What do you notice?
From the tooth surfaces, you will observe your child’s teeth are very much worn off. This feature is called atypical wear facet, whereby the worn area are shiny, uneven with sharp edges on the upper and lower front teeth. Fillings may fracture or tooth may chip off as a result of grinding. Teeth will become mobile and very sensitive to cold and hot food. Besides that, your child may complain of muscular tenderness and fatigue around the cheek on rising in the morning. Jaw movements restricted and difficult in opening mouth for a long time.

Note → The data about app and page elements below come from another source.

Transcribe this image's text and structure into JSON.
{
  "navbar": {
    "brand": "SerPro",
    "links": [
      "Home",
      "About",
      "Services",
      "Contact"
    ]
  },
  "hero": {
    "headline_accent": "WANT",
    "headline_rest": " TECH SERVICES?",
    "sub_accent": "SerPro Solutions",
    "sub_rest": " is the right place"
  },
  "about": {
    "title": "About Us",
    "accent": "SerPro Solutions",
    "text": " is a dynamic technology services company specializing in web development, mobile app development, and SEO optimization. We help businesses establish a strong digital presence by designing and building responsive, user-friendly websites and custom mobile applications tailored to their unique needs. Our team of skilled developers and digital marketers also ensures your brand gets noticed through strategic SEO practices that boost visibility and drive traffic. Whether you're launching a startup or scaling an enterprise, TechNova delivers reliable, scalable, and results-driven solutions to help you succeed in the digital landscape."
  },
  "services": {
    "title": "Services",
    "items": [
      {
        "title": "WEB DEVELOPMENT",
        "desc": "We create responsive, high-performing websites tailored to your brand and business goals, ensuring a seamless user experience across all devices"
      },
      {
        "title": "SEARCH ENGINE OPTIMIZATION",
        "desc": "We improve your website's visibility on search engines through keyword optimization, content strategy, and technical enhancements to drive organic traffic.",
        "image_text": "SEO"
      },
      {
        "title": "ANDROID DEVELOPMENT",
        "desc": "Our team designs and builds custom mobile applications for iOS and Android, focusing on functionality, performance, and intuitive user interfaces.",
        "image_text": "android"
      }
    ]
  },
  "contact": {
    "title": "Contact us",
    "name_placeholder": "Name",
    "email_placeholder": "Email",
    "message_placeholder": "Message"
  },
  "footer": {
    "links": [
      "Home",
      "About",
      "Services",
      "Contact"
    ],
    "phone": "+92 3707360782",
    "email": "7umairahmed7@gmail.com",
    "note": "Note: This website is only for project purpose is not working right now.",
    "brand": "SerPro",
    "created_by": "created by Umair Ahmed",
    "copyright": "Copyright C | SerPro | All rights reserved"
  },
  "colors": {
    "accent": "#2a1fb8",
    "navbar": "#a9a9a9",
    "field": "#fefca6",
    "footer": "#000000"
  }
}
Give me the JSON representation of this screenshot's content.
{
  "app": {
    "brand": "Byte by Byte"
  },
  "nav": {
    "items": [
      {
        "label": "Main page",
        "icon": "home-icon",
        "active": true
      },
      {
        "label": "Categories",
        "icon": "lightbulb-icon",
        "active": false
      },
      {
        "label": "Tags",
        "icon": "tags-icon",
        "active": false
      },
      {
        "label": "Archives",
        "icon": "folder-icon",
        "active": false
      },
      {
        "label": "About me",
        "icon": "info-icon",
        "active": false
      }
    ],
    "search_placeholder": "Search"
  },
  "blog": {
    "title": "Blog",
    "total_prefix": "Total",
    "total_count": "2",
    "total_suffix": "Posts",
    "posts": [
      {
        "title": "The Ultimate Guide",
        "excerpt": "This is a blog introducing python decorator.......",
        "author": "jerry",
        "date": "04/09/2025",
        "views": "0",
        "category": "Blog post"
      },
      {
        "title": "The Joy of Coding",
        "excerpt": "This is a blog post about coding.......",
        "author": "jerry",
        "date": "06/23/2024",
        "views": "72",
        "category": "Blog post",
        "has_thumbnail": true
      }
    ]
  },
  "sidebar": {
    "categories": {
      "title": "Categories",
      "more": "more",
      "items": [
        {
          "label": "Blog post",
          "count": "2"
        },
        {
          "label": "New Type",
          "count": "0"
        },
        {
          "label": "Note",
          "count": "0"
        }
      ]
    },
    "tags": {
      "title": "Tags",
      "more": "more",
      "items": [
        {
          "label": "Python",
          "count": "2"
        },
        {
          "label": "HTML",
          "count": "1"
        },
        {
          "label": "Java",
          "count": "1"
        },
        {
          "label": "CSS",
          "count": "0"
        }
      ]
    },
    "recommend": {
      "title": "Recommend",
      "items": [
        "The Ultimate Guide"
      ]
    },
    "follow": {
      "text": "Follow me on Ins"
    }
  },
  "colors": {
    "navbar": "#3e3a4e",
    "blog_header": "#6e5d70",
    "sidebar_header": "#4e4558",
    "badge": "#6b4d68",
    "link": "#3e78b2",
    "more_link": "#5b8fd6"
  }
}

Oral habits in children are a major concern for the dentists and parents. A baby’s mouth acts as a primary device for exploring the environment and his or her lips and tongues are stimulated by instinctive sucking. By random movements, babies discover their hands and toes and use these to continue the stimulation of their mouth and related structures. Normal habits grow out of these in the early developmental stages. However, some babies do not. They continued to retain these habits until they are toddlers and it created further dental problems.
Before I explain to you regarding the emergency measures that you should perform when your child knocks his tooth out, let me briefly discuss about what will happen to a tooth after it is completely displaced out of socket. Success of a replantation depends on the amount of time the tooth is out of socket and storage medium used to store the avulsed tooth. Avulsion is complete displacement of tooth out of socket. Continue reading
We have two sets of teeth in our lifetime.
The first set of our teeth is known as deciduous/primary/milk/baby/temporary teeth. There are a total of 20 teeth in the oral cavity/mouth.
On the upper jaw, there are 2 central incisors, 2 lateral incisors, 2 canines and 4 molars making it a total of 10 teeth. Same goes for the lower jaw making it a grand total of 20 teeth altogether. Continue reading
All people at some point in their lives will need to have their baby teeth extracted. The primary reason for extracting these teeth is to make room for permanent teeth. Other reasons for extraction are to prevent the crowding of teeth in the mouth, circumvent tooth decay or prevent injury to the inside of the jaw. No matter which of these scenarios describes your circumstances, there are a number of ways to safely extract baby teeth. Continue reading
A child’s teeth start to develop before birth. Therefore, it is necessary to start caring for your child’s teeth and gums at an early age. The most important is to bring your child to the dentist when his first tooth erupts into the oral cavity, usually around 6 months of age. The dentist will be able to detect any problems associated with your child’s teeth before they become serious. Establishing a good rapport between the dentist and child is essential to ensure that the child feels safe and able to cooperate during dental treatment. Diet, proper tooth brushing and oral hygiene goes hand-in-hand with your child’s care. Continue reading
Have you ever seen permanent tooth coming in behind baby tooth in children? Is this a normal situation? Many parents become panic when this happens and the child is stressed unnecessarily. We sometimes called this condition as “Shark teeth”. It is simply when the permanent tooth comes in before the baby (milk) tooth is shed.
What is shark teeth?
It is a common situation during two periods in a child’s development. First, when the child turns 6 years old and the permanent lower incisors erupt behind the baby tooth and then the upper back molars appear when the child is around 11 years old. Some kids develop two rows of teeth or seen in pairs at times. These can appear very unsightly. It earns its name from sharks as they have double row of teeth. Continue reading